Peruvian army chief Paul da Silva is none too pleased at the implications made by a U.S. diplomatic cable uncovered by the Wikileaks website. The 2009 document from then-U.S. Ambassador Michael McKinley claimed that an unnamed source ''saw signs that (Peruvian army) officers may have continued to cooperate with drug traffickers''. McKinley’s “source” added that in 2007 da Silva met with a business executive who would later be arrested for trying to smuggle several hundred pounds of cocaine hidden inside frozen fish.
Da Silva replied to the accusations by threatening to take legal action against McKinley.
In addition, as reported in a Reuters article:
"This cable is defamatory and is aimed at damaging the honor of the armed forces," Da Silva said. "I can't close doors to people who want to meet with me. I didn't know at the time that this Mr. Velasco was implicated in drug trafficking."On a related note, another U.S. diplomatic document uncovered by Wikileaks and reported in The Guardian will likely embarrass Jamaican authorities. The previously secret cable cited Cuban officials very “frustrated” at Jamaican antidrug efforts including “ignoring of Cuban attempts to increase the flow of drug-related information” between both countries.
Da Silva blamed Michael McKinley, the former U.S. ambassador to Peru, for writing the "irresponsible" memo and threatened to file a lawsuit against him.
Image- AP via CBS News (“Soldiers march during a military parade commemorating Independence Day in July. The top Army General Paul da Silva was accused in a leaked U.S. diplomatic cable of drug corruption.”)

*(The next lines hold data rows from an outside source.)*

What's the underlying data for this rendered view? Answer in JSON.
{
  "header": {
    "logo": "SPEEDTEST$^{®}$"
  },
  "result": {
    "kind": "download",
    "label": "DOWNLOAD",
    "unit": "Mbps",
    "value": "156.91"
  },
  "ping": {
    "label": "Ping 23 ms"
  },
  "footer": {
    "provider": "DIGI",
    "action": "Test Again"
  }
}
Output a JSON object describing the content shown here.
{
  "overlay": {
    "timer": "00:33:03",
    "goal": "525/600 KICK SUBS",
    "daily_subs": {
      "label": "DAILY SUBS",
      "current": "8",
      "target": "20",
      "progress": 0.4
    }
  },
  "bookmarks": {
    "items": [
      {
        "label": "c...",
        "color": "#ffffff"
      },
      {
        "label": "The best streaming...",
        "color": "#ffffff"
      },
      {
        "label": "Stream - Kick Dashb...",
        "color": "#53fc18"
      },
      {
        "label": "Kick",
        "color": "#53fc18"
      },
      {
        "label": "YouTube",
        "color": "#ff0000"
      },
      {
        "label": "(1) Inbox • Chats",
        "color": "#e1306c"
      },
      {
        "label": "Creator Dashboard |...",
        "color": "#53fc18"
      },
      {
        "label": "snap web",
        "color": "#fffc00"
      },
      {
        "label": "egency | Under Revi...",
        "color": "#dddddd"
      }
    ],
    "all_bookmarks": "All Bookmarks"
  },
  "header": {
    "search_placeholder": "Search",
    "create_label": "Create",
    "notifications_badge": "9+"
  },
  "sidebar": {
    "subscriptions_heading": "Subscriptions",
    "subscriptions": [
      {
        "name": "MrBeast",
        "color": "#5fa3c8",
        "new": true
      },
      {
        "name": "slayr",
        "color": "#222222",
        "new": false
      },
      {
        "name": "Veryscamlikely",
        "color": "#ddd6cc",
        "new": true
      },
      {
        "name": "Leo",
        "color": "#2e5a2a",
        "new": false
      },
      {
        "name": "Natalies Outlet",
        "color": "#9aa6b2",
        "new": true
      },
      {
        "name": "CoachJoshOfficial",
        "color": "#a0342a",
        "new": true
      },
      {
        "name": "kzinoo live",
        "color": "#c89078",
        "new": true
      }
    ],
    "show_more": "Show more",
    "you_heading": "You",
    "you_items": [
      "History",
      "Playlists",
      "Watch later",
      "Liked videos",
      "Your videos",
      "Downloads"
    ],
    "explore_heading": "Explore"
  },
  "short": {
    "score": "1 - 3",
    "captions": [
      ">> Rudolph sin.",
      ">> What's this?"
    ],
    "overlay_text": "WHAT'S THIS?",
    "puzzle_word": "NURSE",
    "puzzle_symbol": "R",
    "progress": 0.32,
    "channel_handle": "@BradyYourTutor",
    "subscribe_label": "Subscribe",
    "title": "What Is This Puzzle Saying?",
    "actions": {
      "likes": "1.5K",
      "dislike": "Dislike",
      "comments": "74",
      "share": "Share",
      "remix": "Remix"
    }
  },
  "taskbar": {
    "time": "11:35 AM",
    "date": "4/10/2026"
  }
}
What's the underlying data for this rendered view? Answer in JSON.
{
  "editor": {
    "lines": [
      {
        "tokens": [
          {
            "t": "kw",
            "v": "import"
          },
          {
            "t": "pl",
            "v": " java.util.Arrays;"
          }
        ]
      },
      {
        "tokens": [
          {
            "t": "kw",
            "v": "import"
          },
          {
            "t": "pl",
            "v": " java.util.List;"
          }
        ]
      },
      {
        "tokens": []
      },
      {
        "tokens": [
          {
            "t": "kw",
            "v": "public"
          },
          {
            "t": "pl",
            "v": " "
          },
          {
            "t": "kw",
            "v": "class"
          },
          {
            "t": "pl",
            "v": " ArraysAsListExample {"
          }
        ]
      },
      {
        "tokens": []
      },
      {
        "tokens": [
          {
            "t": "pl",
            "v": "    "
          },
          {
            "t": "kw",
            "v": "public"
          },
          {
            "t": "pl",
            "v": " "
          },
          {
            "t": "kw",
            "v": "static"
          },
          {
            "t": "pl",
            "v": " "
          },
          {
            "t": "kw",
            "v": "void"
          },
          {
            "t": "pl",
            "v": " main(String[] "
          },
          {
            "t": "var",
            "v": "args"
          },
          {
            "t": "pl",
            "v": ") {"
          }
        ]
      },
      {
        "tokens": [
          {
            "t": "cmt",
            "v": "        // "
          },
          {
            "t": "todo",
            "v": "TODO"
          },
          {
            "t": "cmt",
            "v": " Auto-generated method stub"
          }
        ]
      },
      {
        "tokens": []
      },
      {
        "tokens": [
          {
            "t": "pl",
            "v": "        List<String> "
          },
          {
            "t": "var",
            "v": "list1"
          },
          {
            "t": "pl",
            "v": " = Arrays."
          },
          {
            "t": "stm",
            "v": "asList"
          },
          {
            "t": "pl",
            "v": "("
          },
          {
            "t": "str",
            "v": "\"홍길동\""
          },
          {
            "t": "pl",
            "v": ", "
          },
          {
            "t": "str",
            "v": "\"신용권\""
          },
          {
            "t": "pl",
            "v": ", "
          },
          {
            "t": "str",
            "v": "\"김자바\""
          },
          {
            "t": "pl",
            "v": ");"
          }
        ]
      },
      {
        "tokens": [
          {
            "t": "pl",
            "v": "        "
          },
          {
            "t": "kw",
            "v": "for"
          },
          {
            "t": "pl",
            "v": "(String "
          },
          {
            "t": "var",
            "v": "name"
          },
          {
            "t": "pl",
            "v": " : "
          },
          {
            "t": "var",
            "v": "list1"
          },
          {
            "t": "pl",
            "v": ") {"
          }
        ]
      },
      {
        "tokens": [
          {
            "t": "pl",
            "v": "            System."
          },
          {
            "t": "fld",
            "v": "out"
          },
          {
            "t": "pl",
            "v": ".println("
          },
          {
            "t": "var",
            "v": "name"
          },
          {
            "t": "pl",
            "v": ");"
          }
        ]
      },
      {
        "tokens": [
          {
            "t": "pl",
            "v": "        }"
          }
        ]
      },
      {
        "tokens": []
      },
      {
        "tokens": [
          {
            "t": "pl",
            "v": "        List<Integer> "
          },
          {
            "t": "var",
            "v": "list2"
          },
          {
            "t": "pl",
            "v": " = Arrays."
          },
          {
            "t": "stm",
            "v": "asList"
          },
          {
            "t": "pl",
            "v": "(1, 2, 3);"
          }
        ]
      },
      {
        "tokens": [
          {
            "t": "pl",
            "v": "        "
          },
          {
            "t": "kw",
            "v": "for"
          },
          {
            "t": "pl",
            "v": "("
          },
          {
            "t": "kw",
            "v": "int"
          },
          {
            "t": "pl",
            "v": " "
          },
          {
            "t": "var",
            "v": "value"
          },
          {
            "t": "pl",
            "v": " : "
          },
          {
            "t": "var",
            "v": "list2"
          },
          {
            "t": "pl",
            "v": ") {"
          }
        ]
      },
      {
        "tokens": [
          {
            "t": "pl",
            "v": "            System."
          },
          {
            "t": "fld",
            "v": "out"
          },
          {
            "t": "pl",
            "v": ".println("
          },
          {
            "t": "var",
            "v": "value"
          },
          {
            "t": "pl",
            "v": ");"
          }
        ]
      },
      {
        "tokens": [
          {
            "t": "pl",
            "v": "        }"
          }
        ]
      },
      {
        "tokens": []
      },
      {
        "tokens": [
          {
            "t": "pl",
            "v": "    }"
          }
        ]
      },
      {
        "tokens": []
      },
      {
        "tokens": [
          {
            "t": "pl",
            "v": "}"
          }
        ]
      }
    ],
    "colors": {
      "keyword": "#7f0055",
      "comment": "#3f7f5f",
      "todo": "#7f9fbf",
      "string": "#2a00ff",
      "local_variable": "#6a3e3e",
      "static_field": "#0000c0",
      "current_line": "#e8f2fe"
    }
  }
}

Online Sources- The Guardian, Sydney Morning Herald, Reuters